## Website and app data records

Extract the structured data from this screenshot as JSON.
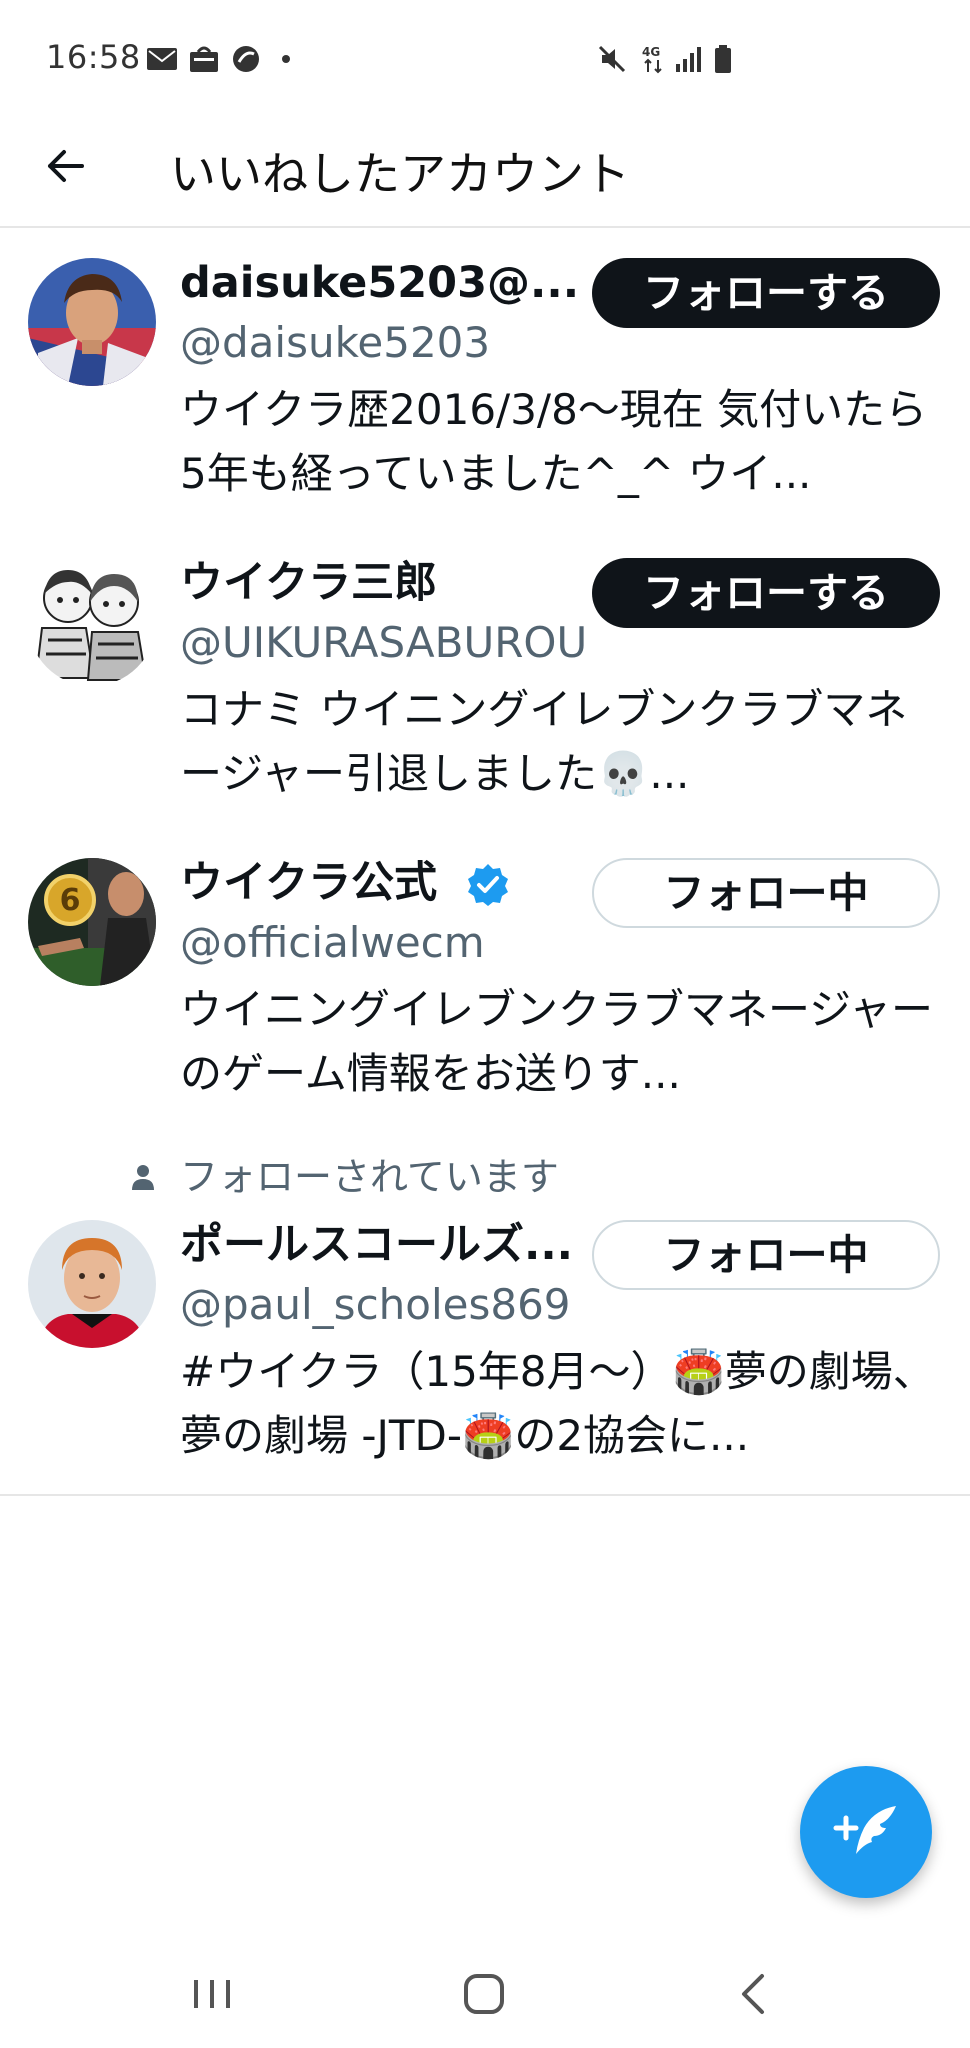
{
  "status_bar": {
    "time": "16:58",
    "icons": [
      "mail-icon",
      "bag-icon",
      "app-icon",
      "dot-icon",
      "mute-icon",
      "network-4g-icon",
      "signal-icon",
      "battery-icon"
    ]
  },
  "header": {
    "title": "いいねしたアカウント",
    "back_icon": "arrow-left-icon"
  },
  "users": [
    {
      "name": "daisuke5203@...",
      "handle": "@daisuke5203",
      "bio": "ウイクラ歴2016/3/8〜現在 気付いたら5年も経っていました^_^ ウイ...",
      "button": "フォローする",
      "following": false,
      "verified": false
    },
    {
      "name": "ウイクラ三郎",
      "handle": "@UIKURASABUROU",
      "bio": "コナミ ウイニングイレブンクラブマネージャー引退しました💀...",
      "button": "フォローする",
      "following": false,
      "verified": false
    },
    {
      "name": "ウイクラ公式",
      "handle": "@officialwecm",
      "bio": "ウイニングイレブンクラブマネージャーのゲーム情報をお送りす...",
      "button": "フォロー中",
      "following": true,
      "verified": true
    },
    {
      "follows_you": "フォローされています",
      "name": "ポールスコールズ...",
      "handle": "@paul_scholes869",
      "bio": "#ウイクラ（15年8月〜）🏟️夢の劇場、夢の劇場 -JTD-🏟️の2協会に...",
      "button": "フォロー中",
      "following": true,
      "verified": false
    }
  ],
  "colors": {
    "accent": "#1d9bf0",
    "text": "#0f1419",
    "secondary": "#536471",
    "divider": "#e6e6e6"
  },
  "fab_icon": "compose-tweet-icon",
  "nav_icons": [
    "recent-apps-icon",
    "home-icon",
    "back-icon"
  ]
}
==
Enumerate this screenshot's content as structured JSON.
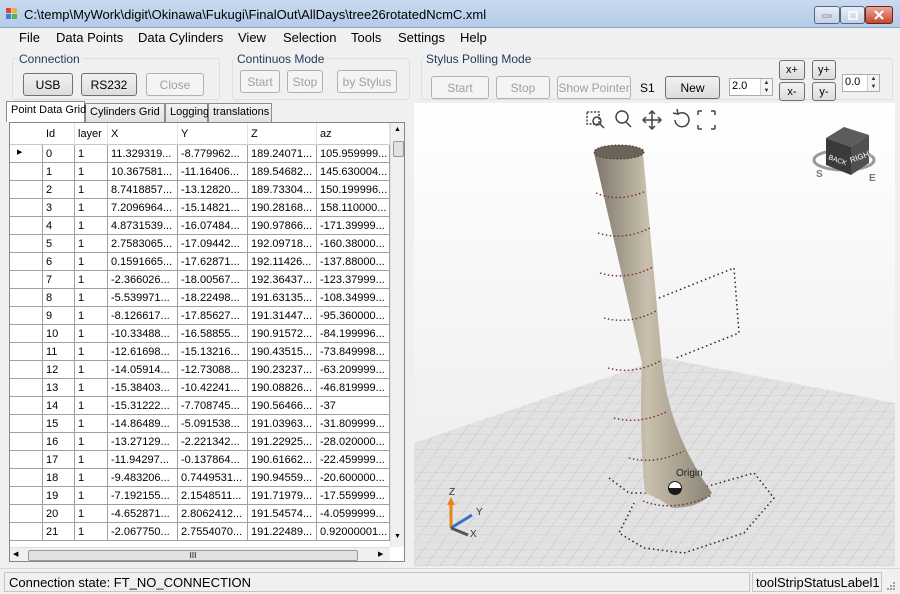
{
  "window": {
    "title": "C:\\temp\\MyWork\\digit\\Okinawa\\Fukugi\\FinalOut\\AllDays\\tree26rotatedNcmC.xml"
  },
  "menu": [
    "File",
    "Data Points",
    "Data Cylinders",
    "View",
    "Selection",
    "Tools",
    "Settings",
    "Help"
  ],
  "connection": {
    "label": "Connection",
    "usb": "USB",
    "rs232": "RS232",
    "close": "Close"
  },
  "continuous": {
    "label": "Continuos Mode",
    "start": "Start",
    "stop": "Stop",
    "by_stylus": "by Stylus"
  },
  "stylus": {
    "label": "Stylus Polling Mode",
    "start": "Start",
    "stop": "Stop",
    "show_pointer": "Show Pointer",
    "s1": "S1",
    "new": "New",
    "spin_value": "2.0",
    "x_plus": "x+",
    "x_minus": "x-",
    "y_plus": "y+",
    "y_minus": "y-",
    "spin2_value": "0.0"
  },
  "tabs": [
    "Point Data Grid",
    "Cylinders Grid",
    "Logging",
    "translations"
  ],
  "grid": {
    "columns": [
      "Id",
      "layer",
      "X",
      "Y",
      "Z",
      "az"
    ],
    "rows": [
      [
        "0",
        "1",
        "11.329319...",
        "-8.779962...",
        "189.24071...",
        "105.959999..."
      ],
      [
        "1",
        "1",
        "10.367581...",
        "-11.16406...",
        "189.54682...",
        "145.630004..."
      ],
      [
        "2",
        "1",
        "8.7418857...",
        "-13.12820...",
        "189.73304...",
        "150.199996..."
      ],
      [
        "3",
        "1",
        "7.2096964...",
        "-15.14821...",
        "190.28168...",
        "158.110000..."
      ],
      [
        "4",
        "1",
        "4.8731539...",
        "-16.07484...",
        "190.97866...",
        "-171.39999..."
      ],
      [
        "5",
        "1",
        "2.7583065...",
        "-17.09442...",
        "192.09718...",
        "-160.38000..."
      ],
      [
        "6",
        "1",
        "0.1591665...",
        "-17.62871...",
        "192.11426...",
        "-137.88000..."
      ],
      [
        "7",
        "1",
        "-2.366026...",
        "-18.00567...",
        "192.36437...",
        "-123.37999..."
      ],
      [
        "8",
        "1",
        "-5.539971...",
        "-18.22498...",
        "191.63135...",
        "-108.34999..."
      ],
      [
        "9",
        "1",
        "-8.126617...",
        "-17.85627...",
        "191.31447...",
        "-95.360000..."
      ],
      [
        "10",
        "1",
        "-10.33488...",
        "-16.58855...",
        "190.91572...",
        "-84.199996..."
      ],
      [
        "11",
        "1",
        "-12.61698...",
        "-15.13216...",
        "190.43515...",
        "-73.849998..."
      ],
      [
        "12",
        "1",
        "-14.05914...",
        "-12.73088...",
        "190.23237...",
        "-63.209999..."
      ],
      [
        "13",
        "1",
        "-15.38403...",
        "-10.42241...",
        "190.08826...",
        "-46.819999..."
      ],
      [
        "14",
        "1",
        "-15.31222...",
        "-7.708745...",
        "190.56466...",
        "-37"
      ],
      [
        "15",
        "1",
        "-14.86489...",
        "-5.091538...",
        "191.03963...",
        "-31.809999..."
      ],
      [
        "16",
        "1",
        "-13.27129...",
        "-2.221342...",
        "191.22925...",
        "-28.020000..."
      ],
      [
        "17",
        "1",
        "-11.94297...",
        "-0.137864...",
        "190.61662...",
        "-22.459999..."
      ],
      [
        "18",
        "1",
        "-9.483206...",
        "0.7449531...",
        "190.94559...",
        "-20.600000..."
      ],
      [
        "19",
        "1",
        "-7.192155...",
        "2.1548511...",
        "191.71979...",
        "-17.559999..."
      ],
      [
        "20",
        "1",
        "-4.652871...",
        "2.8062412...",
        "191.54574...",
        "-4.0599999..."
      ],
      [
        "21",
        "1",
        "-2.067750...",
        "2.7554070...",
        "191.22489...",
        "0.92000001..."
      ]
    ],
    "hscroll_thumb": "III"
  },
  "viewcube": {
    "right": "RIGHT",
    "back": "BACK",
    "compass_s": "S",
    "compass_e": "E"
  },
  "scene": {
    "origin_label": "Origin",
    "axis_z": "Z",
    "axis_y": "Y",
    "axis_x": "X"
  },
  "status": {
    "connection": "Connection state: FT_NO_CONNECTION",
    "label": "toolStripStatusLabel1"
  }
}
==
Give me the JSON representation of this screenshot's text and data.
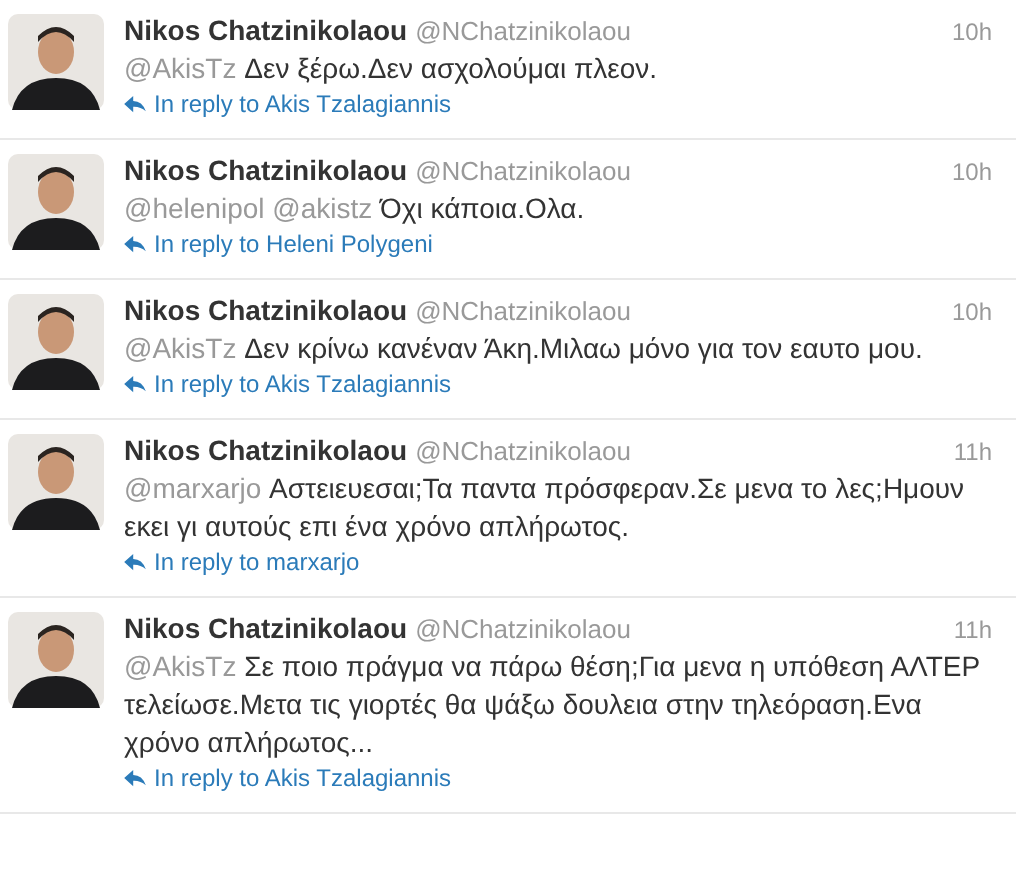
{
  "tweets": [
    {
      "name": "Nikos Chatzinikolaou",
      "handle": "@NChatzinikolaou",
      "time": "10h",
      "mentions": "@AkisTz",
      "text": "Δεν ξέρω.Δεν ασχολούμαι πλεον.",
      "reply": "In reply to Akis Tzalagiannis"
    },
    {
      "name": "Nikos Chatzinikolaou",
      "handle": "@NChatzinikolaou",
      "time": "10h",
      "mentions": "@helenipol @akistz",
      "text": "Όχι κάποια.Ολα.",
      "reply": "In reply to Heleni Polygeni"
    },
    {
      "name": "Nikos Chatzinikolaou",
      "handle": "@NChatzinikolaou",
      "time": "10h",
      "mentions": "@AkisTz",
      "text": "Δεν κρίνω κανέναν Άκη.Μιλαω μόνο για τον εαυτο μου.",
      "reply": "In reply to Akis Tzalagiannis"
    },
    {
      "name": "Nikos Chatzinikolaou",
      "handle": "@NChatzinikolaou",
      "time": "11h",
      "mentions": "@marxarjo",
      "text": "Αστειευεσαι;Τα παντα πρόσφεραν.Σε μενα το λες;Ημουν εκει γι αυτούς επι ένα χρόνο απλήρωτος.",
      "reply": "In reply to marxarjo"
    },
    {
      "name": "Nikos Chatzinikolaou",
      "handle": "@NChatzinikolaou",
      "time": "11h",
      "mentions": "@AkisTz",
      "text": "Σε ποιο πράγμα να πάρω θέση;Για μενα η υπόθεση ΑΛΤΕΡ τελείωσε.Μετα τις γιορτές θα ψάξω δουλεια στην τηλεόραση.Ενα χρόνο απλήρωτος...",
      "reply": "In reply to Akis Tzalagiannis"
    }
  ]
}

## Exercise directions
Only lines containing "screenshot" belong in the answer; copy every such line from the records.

## Reply to the task
Extract the structured data from this screenshot as JSON.
Enumerate this screenshot's content as structured JSON.
Give me the JSON representation of this screenshot's text and data.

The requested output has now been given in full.